**WHAT THE EXERCISE ASKS**
Word for word, write out all of the entries that follow.

**TASK DATA**
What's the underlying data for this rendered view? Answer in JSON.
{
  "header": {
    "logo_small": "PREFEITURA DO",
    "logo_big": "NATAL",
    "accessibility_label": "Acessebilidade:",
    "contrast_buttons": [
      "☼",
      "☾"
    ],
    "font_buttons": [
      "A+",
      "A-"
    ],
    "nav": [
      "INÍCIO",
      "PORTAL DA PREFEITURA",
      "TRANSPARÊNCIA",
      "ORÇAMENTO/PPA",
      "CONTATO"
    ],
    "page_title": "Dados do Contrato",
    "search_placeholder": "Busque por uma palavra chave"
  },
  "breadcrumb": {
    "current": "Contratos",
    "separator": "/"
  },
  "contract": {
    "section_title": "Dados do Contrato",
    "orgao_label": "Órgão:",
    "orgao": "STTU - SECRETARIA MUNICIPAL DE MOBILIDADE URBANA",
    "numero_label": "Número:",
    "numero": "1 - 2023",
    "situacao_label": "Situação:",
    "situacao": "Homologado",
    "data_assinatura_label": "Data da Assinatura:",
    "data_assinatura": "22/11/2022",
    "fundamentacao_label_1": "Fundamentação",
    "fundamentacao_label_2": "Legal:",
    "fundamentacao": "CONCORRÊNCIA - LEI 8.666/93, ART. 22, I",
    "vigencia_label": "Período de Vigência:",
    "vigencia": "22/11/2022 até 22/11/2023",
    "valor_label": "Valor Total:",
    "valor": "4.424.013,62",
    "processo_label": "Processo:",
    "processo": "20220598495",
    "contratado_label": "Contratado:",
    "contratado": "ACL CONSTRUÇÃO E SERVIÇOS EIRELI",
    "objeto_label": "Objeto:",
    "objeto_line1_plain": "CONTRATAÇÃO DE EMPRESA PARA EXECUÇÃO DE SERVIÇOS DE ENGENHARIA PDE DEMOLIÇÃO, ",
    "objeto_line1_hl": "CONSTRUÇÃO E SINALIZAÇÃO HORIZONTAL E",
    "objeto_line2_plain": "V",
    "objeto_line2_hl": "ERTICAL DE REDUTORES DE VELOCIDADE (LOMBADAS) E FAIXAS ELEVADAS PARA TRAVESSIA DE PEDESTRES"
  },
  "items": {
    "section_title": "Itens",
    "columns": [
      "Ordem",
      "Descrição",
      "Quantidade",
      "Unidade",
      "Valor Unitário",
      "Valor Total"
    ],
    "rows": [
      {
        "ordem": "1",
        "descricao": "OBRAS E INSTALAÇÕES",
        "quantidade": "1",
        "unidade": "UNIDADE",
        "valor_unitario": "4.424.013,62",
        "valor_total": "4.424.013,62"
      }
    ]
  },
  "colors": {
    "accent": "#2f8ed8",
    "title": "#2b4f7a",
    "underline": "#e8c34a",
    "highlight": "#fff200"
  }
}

**RESPONSE TO THIS TASK**
What's the underlying data for this rendered view? Answer in JSON.
{
  "header": {
    "logo_small": "PREFEITURA DO",
    "logo_big": "NATAL",
    "accessibility_label": "Acessebilidade:",
    "contrast_buttons": [
      "☼",
      "☾"
    ],
    "font_buttons": [
      "A+",
      "A-"
    ],
    "nav": [
      "INÍCIO",
      "PORTAL DA PREFEITURA",
      "TRANSPARÊNCIA",
      "ORÇAMENTO/PPA",
      "CONTATO"
    ],
    "page_title": "Dados do Contrato",
    "search_placeholder": "Busque por uma palavra chave"
  },
  "breadcrumb": {
    "current": "Contratos",
    "separator": "/"
  },
  "contract": {
    "section_title": "Dados do Contrato",
    "orgao_label": "Órgão:",
    "orgao": "STTU - SECRETARIA MUNICIPAL DE MOBILIDADE URBANA",
    "numero_label": "Número:",
    "numero": "1 - 2023",
    "situacao_label": "Situação:",
    "situacao": "Homologado",
    "data_assinatura_label": "Data da Assinatura:",
    "data_assinatura": "22/11/2022",
    "fundamentacao_label_1": "Fundamentação",
    "fundamentacao_label_2": "Legal:",
    "fundamentacao": "CONCORRÊNCIA - LEI 8.666/93, ART. 22, I",
    "vigencia_label": "Período de Vigência:",
    "vigencia": "22/11/2022 até 22/11/2023",
    "valor_label": "Valor Total:",
    "valor": "4.424.013,62",
    "processo_label": "Processo:",
    "processo": "20220598495",
    "contratado_label": "Contratado:",
    "contratado": "ACL CONSTRUÇÃO E SERVIÇOS EIRELI",
    "objeto_label": "Objeto:",
    "objeto_line1_plain": "CONTRATAÇÃO DE EMPRESA PARA EXECUÇÃO DE SERVIÇOS DE ENGENHARIA PDE DEMOLIÇÃO, ",
    "objeto_line1_hl": "CONSTRUÇÃO E SINALIZAÇÃO HORIZONTAL E",
    "objeto_line2_plain": "V",
    "objeto_line2_hl": "ERTICAL DE REDUTORES DE VELOCIDADE (LOMBADAS) E FAIXAS ELEVADAS PARA TRAVESSIA DE PEDESTRES"
  },
  "items": {
    "section_title": "Itens",
    "columns": [
      "Ordem",
      "Descrição",
      "Quantidade",
      "Unidade",
      "Valor Unitário",
      "Valor Total"
    ],
    "rows": [
      {
        "ordem": "1",
        "descricao": "OBRAS E INSTALAÇÕES",
        "quantidade": "1",
        "unidade": "UNIDADE",
        "valor_unitario": "4.424.013,62",
        "valor_total": "4.424.013,62"
      }
    ]
  },
  "colors": {
    "accent": "#2f8ed8",
    "title": "#2b4f7a",
    "underline": "#e8c34a",
    "highlight": "#fff200"
  }
}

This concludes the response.